__Source records__.

+ + + +

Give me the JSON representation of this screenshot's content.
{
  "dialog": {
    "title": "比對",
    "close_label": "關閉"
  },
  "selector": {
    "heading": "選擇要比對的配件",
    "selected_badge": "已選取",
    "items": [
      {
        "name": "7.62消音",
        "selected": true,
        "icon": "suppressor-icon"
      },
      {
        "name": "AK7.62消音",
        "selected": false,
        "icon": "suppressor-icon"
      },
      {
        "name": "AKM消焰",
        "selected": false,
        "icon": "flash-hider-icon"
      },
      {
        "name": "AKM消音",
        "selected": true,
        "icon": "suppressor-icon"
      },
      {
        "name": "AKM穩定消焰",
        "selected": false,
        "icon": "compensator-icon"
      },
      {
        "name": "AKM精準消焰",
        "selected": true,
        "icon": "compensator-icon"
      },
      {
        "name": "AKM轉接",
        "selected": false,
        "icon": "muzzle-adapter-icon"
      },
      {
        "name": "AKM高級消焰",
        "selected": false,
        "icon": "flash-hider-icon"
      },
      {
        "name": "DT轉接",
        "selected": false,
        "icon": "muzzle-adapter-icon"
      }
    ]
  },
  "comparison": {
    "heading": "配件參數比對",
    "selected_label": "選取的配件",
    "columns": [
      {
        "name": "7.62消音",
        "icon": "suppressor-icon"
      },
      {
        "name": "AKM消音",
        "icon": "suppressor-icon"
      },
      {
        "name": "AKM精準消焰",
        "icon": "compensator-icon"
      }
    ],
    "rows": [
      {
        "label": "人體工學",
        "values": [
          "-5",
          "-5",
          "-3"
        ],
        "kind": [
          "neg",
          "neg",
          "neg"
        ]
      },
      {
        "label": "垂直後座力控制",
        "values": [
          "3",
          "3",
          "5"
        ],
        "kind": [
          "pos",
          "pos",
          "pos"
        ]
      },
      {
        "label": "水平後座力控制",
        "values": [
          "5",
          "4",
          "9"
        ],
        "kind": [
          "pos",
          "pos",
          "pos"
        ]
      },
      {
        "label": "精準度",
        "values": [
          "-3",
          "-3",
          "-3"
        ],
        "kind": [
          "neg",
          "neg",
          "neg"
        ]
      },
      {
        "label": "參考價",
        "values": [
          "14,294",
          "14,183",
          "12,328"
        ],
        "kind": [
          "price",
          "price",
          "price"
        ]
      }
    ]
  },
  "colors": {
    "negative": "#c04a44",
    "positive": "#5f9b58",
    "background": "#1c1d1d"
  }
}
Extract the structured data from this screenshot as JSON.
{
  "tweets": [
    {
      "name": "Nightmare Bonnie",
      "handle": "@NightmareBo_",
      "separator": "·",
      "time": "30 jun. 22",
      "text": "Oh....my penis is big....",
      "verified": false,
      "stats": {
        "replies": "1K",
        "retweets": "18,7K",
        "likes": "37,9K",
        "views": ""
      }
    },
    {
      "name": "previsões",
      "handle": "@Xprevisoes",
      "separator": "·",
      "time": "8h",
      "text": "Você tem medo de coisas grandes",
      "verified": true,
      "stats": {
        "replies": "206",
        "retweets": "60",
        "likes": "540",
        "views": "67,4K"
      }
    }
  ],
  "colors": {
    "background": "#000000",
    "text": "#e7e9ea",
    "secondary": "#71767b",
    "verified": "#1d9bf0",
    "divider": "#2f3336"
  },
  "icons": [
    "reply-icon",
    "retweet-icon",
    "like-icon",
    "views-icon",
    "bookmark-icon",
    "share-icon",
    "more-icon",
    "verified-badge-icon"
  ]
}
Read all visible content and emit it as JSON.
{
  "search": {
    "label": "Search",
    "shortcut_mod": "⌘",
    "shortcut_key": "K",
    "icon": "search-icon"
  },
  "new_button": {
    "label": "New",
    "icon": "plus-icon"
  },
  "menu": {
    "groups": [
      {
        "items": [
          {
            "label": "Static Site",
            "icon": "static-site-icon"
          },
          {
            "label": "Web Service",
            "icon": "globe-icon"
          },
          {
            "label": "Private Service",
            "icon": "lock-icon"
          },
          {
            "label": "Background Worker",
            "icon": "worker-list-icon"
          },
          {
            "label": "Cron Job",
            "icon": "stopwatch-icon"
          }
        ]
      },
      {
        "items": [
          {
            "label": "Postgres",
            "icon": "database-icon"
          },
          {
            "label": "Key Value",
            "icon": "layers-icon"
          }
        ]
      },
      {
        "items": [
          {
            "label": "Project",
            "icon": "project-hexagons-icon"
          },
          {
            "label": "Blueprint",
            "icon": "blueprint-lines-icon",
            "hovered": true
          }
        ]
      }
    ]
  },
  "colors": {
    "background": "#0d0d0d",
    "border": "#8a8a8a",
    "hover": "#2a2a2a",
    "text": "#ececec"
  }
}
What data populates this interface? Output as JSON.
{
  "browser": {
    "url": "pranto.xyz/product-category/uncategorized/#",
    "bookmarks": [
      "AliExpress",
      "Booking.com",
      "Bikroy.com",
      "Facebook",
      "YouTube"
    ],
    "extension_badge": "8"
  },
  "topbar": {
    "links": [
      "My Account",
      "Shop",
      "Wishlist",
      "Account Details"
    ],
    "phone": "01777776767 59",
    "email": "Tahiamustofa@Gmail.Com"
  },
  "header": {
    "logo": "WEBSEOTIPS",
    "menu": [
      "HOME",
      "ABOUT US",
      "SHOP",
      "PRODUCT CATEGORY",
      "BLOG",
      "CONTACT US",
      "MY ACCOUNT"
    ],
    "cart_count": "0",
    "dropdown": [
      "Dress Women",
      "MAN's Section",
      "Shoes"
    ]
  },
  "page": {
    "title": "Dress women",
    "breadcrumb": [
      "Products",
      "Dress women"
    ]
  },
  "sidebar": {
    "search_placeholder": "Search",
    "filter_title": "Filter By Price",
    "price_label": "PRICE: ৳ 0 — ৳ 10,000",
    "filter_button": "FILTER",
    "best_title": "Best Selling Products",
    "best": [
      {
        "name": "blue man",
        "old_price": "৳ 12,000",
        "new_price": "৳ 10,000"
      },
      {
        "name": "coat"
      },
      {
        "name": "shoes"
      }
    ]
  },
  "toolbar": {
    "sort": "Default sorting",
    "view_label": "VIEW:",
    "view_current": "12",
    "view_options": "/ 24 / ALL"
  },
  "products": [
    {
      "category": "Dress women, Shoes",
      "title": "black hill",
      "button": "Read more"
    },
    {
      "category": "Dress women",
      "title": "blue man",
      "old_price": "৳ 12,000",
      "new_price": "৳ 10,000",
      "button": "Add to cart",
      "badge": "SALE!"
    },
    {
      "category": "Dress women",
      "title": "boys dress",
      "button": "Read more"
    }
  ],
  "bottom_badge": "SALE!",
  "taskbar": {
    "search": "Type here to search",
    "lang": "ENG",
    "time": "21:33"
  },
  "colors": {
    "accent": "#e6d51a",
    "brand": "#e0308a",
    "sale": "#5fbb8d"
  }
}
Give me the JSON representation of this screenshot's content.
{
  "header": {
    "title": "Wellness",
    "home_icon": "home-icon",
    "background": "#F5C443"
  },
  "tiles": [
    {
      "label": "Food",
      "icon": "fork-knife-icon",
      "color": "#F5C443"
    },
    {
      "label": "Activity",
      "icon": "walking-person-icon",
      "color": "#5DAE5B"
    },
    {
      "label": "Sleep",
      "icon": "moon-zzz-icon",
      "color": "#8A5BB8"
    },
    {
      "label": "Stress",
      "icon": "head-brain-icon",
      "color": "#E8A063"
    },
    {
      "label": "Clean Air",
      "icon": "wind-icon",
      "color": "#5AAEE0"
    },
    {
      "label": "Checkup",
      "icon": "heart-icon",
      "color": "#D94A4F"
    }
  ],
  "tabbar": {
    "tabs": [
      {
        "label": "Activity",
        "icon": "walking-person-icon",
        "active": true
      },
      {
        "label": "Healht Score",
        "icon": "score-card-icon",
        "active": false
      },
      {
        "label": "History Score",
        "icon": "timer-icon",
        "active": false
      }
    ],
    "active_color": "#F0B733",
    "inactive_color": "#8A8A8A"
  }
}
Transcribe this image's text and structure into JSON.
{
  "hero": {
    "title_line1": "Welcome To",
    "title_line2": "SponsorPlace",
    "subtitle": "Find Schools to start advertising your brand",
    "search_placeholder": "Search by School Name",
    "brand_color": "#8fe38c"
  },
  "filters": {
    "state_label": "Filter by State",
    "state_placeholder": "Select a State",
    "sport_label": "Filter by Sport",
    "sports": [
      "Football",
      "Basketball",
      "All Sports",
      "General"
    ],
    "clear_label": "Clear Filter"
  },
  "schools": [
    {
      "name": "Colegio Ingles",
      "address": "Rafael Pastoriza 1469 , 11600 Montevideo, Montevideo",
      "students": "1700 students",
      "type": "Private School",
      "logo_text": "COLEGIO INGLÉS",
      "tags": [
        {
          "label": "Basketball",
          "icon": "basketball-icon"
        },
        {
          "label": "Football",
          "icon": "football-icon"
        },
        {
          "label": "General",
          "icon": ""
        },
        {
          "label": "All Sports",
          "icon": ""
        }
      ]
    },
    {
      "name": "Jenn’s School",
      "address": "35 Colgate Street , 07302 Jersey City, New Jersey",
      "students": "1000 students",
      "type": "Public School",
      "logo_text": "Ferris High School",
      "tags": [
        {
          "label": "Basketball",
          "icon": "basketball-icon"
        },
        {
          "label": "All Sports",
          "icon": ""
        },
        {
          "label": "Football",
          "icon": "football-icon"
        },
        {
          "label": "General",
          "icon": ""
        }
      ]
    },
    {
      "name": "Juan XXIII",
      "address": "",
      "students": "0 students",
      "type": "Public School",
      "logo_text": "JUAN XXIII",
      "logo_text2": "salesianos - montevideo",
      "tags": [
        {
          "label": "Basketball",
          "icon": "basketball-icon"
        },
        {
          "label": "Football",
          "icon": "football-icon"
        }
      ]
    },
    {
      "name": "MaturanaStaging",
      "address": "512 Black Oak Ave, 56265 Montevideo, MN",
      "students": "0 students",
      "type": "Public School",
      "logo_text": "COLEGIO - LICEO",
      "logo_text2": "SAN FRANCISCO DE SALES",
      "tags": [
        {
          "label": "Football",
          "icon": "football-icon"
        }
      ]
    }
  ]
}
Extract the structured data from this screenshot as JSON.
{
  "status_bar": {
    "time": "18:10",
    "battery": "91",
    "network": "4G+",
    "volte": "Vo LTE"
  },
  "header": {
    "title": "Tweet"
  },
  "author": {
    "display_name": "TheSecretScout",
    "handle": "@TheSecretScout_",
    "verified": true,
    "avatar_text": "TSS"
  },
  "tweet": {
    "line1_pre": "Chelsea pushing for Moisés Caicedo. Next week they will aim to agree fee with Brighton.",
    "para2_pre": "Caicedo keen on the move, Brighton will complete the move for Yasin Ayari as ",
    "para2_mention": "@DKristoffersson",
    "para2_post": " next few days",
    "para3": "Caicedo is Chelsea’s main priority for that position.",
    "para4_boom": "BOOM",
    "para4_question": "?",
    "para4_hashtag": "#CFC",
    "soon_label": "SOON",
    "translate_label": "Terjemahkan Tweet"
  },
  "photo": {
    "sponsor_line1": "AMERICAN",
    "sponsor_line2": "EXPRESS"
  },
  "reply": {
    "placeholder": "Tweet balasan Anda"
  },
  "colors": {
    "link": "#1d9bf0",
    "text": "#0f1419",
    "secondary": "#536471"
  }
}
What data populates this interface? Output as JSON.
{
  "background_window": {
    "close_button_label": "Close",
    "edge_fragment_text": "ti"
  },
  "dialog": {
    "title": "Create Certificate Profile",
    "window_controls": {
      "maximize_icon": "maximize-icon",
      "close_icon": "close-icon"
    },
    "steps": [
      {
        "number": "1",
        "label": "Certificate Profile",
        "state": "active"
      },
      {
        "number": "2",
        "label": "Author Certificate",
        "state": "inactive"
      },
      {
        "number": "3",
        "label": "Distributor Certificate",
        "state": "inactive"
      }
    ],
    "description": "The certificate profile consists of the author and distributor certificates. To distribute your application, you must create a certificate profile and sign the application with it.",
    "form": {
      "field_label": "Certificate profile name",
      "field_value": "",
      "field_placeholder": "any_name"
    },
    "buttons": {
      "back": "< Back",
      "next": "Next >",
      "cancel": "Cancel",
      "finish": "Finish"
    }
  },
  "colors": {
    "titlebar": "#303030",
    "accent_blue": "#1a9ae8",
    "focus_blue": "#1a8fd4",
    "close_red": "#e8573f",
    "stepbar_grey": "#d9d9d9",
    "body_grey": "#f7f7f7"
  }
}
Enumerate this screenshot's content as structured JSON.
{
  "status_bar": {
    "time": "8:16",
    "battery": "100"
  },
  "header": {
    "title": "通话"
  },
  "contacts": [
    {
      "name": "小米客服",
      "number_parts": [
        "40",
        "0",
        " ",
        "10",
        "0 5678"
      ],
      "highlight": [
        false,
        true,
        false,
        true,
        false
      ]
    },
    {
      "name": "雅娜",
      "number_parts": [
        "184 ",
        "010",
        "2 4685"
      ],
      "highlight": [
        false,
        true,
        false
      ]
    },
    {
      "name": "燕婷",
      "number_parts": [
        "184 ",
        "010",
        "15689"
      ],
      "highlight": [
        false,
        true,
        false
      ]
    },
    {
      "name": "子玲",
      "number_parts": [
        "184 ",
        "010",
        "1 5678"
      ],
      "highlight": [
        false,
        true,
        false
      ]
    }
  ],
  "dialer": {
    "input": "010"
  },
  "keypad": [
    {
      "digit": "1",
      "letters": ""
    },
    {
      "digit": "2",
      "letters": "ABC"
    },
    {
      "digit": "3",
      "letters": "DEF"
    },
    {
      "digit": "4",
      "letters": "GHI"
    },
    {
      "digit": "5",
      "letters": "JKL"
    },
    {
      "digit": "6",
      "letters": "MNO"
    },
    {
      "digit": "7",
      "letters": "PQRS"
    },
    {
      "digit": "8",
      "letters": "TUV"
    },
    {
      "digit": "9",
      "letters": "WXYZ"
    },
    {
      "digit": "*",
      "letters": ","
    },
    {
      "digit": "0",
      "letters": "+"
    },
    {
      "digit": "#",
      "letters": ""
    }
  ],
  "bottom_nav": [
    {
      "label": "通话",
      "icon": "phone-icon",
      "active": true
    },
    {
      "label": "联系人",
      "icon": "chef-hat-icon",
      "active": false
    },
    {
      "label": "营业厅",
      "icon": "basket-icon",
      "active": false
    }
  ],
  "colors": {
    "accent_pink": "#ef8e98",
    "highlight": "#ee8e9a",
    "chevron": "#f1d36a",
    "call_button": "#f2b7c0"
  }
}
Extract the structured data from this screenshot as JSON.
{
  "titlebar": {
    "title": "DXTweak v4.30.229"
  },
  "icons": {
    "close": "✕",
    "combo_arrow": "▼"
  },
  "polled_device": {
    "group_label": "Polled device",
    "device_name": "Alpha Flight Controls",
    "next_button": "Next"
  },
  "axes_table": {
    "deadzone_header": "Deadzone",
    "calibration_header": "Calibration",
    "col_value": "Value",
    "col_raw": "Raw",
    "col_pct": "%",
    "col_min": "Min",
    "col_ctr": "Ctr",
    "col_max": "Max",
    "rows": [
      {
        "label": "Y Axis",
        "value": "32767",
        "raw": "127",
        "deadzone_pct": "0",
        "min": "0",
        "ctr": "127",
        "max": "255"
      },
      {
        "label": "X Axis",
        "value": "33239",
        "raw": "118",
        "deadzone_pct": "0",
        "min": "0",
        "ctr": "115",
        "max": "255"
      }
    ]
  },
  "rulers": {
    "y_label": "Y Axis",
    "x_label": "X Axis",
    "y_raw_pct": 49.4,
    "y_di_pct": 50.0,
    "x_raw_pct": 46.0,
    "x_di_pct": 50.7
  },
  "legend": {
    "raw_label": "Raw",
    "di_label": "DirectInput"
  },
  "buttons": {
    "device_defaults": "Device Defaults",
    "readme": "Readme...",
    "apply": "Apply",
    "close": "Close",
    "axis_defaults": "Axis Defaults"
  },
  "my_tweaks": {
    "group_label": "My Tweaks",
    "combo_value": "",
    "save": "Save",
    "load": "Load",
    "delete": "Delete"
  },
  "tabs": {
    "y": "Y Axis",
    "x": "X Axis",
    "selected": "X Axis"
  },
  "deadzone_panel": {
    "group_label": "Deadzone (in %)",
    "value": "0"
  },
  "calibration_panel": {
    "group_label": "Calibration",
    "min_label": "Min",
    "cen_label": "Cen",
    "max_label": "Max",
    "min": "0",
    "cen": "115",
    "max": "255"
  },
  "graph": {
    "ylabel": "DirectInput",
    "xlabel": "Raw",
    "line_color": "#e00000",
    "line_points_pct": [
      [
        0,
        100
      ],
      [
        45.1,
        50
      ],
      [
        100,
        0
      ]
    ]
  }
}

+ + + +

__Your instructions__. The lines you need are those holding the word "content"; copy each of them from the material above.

__Exercise result__.
Give me the JSON representation of this screenshot's content.
Read all visible content and emit it as JSON.
Give me the JSON representation of this screenshot's content.
Enumerate this screenshot's content as structured JSON.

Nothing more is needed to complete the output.